The majority of environmental justice policies today exist as extremely decentralized municipal ordinances or as extremely centralized government agency strategies. Each system of regulation presents distinct advantages. Therefore, an analysis of the City of Cincinnati Environmental Justice Ordinance within the context of the ongoing debate between the benefits of centralized versus decentralized environmental regulations (the centralization-decentralization debate) examines the advantages of each scheme of regulations more extensively. However, each argument in favor of one type of regulation represents a disadvantage of the other, so this Note argues that by implementing environmental justice regulations at the state level, with the Cincinnati Ordinance as a model, the benefits of both local and national policies can be combined while mitigating the relative disadvantages. To illustrate the inadequacies of both federal and local level attempts to achieve environmental justice, this Note canvasses a brief history of the environmental justice movement at the federal, state, and local levels, including a description of the specific provisions of the Ordinance. As the history of the movement will show, neither the federal, state, nor local level governments provide effective or efficient legal remedies for environmental justice. However, state administrative agencies, whose regulatory authority mirrors those at the federal level, have the flexibility to expand their environmental justice policies with the cooperation of state legislatures. Part III of this Note then provides an analysis of the Ordinance regarding the effectiveness of its provisions in achieving the goals of the environmental justice movement. The Ordinance provides an effective model for future environmental justice policies because it enhances government accountability. Additionally, Part III analyzes the Ordinance with respect to the centralization -decentralization debate. Theoretically, environmental justice regulations can be promulgated at any level of government--either by the national government as the supreme law of the land or under the state and local police powers. However, an analysis of the Ordinance within the context of the centralization-decentralization debate is necessary to show that practical considerations weigh in favor of neither local nor national environmental just policies, but for regulations at the state level instead.
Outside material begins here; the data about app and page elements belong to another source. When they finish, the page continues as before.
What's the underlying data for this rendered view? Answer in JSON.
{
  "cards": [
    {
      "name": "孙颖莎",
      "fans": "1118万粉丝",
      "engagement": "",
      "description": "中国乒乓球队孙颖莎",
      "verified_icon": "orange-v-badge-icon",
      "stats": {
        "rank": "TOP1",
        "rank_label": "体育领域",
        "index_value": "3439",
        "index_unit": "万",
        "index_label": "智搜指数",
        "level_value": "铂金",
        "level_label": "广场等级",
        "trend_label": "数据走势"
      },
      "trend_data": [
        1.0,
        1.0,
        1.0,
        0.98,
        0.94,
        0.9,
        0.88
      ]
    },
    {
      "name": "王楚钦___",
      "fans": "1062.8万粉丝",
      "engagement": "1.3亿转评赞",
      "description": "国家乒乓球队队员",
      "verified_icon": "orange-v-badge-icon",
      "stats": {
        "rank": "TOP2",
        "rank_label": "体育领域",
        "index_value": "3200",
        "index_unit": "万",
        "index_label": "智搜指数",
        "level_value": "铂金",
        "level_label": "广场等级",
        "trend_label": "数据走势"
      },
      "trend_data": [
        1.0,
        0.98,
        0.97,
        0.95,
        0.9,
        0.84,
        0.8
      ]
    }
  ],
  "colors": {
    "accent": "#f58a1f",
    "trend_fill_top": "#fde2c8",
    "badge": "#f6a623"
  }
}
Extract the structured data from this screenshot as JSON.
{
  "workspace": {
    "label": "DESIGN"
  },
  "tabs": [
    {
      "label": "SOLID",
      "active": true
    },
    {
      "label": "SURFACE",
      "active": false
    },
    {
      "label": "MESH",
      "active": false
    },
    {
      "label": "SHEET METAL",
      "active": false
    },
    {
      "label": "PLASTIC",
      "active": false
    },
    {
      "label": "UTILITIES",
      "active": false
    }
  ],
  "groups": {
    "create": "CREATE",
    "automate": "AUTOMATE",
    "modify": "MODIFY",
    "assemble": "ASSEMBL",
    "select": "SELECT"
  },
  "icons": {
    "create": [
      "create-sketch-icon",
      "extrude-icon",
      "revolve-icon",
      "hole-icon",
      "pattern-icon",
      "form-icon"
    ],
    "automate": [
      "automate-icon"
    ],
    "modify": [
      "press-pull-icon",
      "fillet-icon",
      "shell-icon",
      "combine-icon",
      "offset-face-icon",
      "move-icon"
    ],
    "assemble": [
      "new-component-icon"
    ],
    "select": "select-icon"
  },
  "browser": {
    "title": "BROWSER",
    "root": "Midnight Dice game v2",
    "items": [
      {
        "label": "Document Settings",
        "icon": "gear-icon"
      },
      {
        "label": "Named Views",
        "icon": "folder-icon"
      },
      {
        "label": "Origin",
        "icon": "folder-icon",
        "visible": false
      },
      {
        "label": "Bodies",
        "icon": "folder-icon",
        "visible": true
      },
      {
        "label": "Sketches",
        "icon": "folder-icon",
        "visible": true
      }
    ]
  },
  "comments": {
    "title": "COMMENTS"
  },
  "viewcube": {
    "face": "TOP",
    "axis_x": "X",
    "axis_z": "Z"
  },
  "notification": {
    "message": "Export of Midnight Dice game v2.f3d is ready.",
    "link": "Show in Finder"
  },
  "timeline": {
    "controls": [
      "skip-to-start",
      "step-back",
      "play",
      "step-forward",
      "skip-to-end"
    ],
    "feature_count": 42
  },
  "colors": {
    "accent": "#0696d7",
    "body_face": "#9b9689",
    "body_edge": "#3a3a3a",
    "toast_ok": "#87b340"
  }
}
Note, The Cincinnati Environmental Justice Ordinance: Proposing a New Model for Environmental Justice Regulations by the States, 60 Clev. St. L. Rev. 223 (2012)